### Description of the task
All entries should be printed precisely as written.

### Provided records

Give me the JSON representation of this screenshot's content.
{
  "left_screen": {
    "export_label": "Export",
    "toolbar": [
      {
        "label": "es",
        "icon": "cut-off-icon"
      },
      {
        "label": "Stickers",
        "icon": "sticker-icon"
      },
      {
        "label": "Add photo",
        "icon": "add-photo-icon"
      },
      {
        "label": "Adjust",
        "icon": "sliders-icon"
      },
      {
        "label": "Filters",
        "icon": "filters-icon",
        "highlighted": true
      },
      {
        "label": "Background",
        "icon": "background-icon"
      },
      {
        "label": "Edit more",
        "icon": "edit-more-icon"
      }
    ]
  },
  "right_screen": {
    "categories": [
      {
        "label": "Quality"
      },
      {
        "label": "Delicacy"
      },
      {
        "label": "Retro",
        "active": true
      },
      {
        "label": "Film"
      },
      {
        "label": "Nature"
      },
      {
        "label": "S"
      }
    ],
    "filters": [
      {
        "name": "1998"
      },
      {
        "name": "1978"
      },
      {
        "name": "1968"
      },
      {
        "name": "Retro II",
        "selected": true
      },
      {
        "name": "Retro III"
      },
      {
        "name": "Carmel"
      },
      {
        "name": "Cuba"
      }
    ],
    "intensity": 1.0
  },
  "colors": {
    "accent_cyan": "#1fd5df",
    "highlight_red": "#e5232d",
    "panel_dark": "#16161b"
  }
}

### Answer
Give me the JSON representation of this screenshot's content.
{
  "left_screen": {
    "export_label": "Export",
    "toolbar": [
      {
        "label": "es",
        "icon": "cut-off-icon"
      },
      {
        "label": "Stickers",
        "icon": "sticker-icon"
      },
      {
        "label": "Add photo",
        "icon": "add-photo-icon"
      },
      {
        "label": "Adjust",
        "icon": "sliders-icon"
      },
      {
        "label": "Filters",
        "icon": "filters-icon",
        "highlighted": true
      },
      {
        "label": "Background",
        "icon": "background-icon"
      },
      {
        "label": "Edit more",
        "icon": "edit-more-icon"
      }
    ]
  },
  "right_screen": {
    "categories": [
      {
        "label": "Quality"
      },
      {
        "label": "Delicacy"
      },
      {
        "label": "Retro",
        "active": true
      },
      {
        "label": "Film"
      },
      {
        "label": "Nature"
      },
      {
        "label": "S"
      }
    ],
    "filters": [
      {
        "name": "1998"
      },
      {
        "name": "1978"
      },
      {
        "name": "1968"
      },
      {
        "name": "Retro II",
        "selected": true
      },
      {
        "name": "Retro III"
      },
      {
        "name": "Carmel"
      },
      {
        "name": "Cuba"
      }
    ],
    "intensity": 1.0
  },
  "colors": {
    "accent_cyan": "#1fd5df",
    "highlight_red": "#e5232d",
    "panel_dark": "#16161b"
  }
}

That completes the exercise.